Don’t Say This to A Person Affected by Anxiety

December 18, 2019
Often, people don't know what to say to a person affected by anxiety. What if you showed empathy instead of offering advice to begin with? This is because closeness and understanding are always a good start.
What do you say to someone affected by anxiety? How do you react to that loved one who’s about to have a panic attack? People are quick to tell them to “calm down” and not to worry. But the effect of such words on them will be the opposite of what you expect. Yes, even if you have their best interest at heart.
Anxiety isn’t something a person can control at will. This is because the anxious brain is different. There’s no on/off button. In fact, the mechanism is a lot more subtle. Thus, the only thing you do with such advice is to pressure them further and make them uncomfortable.
Albert Ellis, in his book How to Make Yourself Happy, points out that anxiety is a form of mental anguish. It’s quite intense and devastating and completely limits human potential. Now, an interesting thing here is that the first step to better manage it is not to block it but to accept its presence. This is because emotional pain is another part of who people are, and nobody is exempt from it.
Thus, when confronted with a person affected by anxiety, try to not tell them to relax. Don’t tell them not to get so obsessed and to stop worrying. Particularly, don’t tell them that what they feel isn’t real. These sorts of phrases will only block communication. Thus, you won’t hear an accurate account of what’s happening to them.
A seemingly anxious man.

Don’t tell someone affected by anxiety not to worry

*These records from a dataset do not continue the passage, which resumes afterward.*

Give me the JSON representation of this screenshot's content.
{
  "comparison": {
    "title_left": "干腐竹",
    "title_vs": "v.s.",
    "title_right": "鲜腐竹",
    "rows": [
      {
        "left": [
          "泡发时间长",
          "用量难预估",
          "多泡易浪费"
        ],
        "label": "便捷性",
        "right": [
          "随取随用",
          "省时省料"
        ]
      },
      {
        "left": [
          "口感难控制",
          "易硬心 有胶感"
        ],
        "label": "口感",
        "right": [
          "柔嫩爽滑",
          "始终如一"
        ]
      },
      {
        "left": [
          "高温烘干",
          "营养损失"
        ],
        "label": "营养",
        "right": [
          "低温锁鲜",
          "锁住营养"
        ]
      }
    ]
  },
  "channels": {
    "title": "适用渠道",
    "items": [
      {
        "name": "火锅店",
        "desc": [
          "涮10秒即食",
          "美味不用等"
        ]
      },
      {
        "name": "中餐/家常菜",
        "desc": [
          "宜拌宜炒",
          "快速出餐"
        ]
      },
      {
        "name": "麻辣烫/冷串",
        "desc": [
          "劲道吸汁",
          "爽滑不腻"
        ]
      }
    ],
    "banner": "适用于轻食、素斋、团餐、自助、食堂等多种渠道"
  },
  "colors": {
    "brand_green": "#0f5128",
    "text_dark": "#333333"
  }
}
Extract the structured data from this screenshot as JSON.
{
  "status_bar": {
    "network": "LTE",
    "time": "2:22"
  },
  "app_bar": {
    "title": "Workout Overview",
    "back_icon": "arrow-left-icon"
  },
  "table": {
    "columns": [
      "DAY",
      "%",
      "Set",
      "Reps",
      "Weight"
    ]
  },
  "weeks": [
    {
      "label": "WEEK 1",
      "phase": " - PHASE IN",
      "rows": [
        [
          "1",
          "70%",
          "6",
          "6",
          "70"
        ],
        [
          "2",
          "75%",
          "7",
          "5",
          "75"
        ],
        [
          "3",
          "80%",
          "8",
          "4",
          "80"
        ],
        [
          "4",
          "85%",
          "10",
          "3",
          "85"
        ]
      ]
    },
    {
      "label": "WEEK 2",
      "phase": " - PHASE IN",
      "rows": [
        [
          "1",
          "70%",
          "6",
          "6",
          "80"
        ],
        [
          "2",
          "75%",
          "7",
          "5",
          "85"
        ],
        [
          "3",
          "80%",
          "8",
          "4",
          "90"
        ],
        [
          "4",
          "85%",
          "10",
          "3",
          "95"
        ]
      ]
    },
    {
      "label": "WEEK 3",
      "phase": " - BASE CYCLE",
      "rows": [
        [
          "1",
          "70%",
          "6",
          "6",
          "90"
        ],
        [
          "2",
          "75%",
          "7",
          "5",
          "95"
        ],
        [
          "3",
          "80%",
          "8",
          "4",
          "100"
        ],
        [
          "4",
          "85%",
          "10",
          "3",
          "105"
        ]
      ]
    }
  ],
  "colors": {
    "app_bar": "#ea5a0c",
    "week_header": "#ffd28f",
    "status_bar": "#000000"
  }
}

A person affected by anxiety would love to calm down. If there’s something they would like to do, is to stop feeling that pain in their stomach. Why would anybody want to feel muscular tension and tachycardia? The rumble of disturbing thoughts so difficult to control isn’t a good feeling. So, people who go through this psychological reality often feel they are about to have a heart attack. Either that or about to lose it.
Thus, telling someone with anxiety not to worry is like telling a drowning person to get out of the water. They can’t help it and, in reality, they need a more valid kind of help from you. There’s something else you must take into account: anxiety often appears without warning. So, it isn’t necessary to be under stress in a tough situation.
In fact, the anxiety demon arises in the most innocuous and unsuspected situations. And when it happens, it’s quite common for someone close to them to insist that there’s nothing to worry about. That everything is alright and they’re doing it to themselves.
As you can see, such suggestions only worsen the situation.

Less advice and more empathy

Don’t tell a person with anxiety not to worry. Also, don’t tell them to relax and to wake up and smell the coffee. Don’t do any of these two things for a simple reason. Because the captive brain of anxiety won’t listen as is on alert mode. It’s unable to process orders, suggestions and well-meaning advice. If you do, you’ll soon realize the uselessness of your advice. Because, if there’s something an anxious person does expect, it’s your empathy.
The best course of action sometimes is to say nothing. It’s enough to be there for them and let them know they can count on you for whatever they need. There’ll soon be a chance to look for suitable strategies. But sometimes it’s best to be someone’s beacon of light. To be a fortress of balance before those who deal with their tides, crises, and storms.
A study conducted by the psychopharmacology department of the University of Chemin de Ronde, in Paris, says that the brain of a person with anxiety is under the control of cortisol, adrenaline, and norepinephrine. They say it’s very difficult to think in such a state, so any advice under these circumstances is of little use.
A concerned man.

What to tell someone with anxiety?

If you’re wondering what a good thing to say to someone with anxiety is, the answer is simple: say less, do more. Rather than giving well-meaning advice, observe and be near. Try to understand what they’re going through. Understand, more than anything, that there are many types of anxiety. That what’s appropriate for one person may not be for another.
Thus, the best thing to do is to ask things such as “How can I help you?” or “I know you’re under stress right now and it seems you can’t control it, so let’s breathe together in the meantime”. It’s sometimes enough for a person to have a close, serene, and reassuring presence. Later, you might be able to help them seek help, but in the meantime, know how to be and give affection and empathy. It’s easier than it seems.
  • Millan, M. J. (2003). The neurobiology and control of anxious states. Progress in Neurobiology. Elsevier Ltd.